Celtis tenuifolia is highly regarded by Sternberg (2004), who considers it to be a characterful tree suitable for small gardens. As a native of rocky places it is slow-growing (9 m in 30 years at Starhill Forest Arboretum) and tolerant of adverse conditions. It colours a good yellow in autumn, and its silvery brown bark and intricate branching pattern make the winter silhouette attractive.
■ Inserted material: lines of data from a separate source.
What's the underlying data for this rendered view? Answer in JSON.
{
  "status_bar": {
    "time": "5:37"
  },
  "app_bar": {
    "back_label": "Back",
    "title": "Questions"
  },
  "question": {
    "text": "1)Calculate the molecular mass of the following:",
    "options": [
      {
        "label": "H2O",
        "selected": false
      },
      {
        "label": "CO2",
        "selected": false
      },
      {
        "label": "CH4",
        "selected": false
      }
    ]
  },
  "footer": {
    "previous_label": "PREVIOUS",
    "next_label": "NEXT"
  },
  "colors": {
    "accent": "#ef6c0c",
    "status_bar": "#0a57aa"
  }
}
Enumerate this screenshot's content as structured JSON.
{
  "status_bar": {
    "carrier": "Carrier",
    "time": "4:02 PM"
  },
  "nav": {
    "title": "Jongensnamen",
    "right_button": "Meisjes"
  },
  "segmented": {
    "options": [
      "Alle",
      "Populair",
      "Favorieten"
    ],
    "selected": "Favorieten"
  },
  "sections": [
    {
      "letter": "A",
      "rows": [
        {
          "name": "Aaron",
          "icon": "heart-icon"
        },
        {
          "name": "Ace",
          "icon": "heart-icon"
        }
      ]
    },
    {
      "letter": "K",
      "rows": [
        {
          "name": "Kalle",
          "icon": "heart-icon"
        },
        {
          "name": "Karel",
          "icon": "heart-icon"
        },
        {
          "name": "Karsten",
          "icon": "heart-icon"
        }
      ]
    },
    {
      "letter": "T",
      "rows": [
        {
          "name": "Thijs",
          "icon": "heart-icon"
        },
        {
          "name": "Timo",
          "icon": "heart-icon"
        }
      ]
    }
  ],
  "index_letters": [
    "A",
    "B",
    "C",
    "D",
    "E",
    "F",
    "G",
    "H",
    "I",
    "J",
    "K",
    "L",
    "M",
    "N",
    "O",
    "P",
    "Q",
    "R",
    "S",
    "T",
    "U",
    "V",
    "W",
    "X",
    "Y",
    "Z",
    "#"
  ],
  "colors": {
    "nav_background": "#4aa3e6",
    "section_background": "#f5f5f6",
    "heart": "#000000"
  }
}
Celtis tenuifolia has been grown at Kew since 1900 (this plant was obtained originally from the German nursery firm of Späth), and there is another old tree at Wakehurst Place. The Kew tree is 10–12 m tall, dbh 35 cm, with somewhat pendent branches from ascending main stems. In addition to the Starhill Forest tree, American collections often have good specimens, and where conditions are particularly favourable it need not be slow-growing. A 10 m tree at the JC Raulston Arboretum was planted in 1998 and looks set to be large and shady in maturity. It has grown well at Rogów Arboretum since 1961 (P. Banaszczak, pers. comm. 2007), and would seem to be an excellent tree for continental climates.